Occasionally, Telepath Tactics feels like a diamond, albeit one in the rough. Everything except the combat lacks several layers of technical polish. All of the cut scenes appear in a very small letterboxed view at the bottom of the screen. At the time of writing this piece, there are no resolution options in the game, so it certainly is an annoying design choice. To make matters worse, transitions between the story scenes are almost nonexistent. It often felt like I was thrown from one place to another, jumping between conversations rather than being smoothly transitioned. In an instant the game will change from a calm night with my party members to the next day with loud and bombastic music and an unexplained call to action to fight an opposing force. The story isn’t incoherent because of this though. I found the world interesting and the story somewhat enjoyable. Yet, being constantly thrown around like this left me unattached to the game.
he music varies from a typical fantasy score to some fairly odd melodies. Much of the music outside of battles feels out of place and awkward in relation to the given story sequence. In particular, some background soundtrack that plays during interactions with other party members is an especially distracting mix of guitars and ghastly melodies. Furthermore, the spirit of carelessness the scene transitions were built in includes problems with music cues, as well – more often than not two songs will overlap when switching from one scene’s music to another.

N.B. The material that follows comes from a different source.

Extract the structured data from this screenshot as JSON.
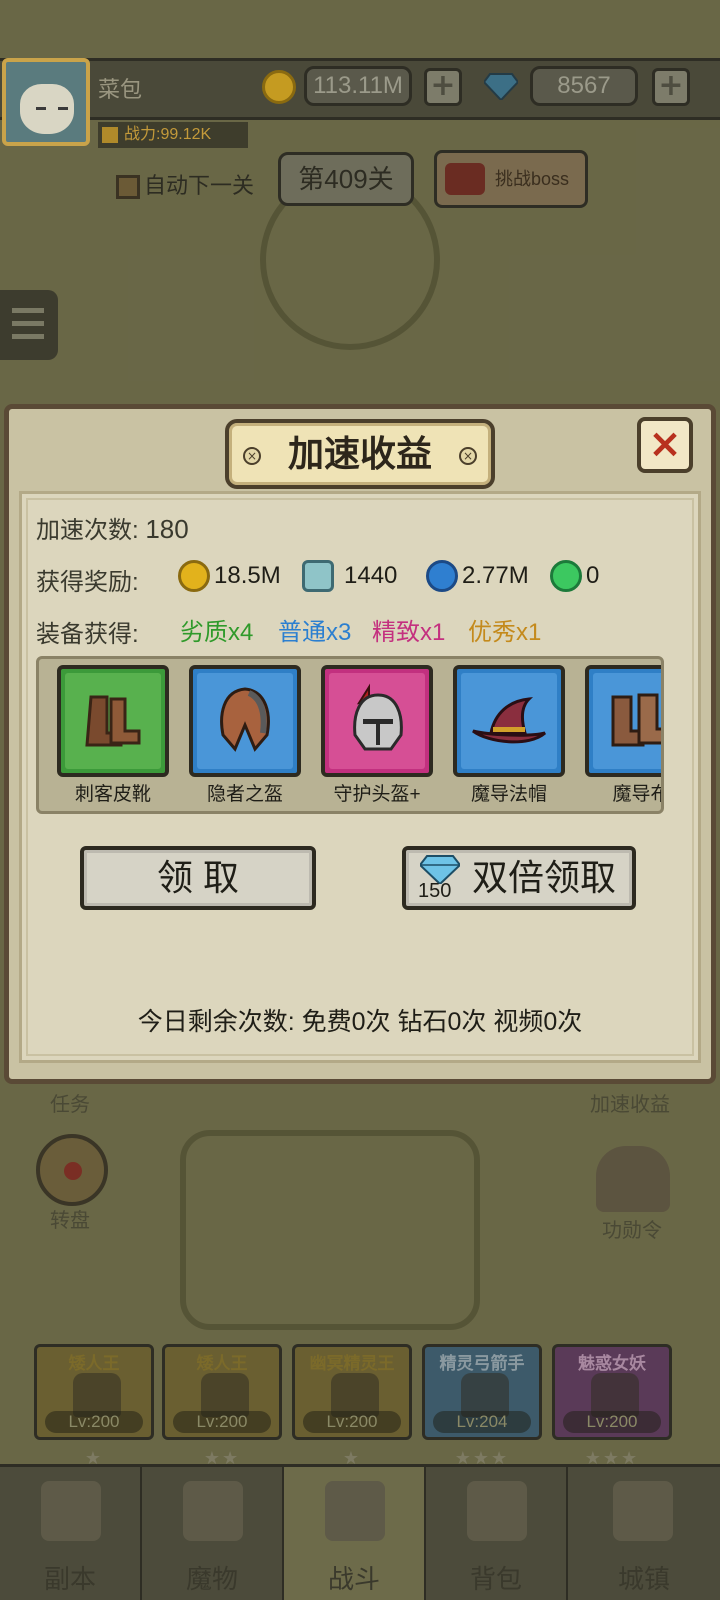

Aside from the campaigns, local multiplayer arenas can be created with a great variety of modifiers. The combat really shines in multiplayer, especially in some of the smaller arenas. Replacing the A.I. with a human player tested my mettle in a way that most of the single player campaign could not. The majority of deaths in the single player felt like the result of accidents on my part, rather than feeling honestly outsmarted by the A.I. A stark contrast to the multiplayer which can feel like a chess match and is the most brilliant part of Telepath Tactics, adding quite a lot to the overall worth of the game.
Telepath Tactics is its predecessors in mind and body, but not in soul. There is an emptiness that is not filled by its competent combat and interesting world. Too often the combat becomes a long, boring campaign, hindered by the weak enemy A.I. and poor design choices. Technical bugs only complicate the roughness of the systems Telepath Tactics often rises above its faults to achieve something truly great in the depths of its combat systems, especially in multiplayer. Issues aside, this game is a solid entry for the given genre and a joy to play when its faults aren’t too overbearing.
Telepath Tactics Review
16th April 2015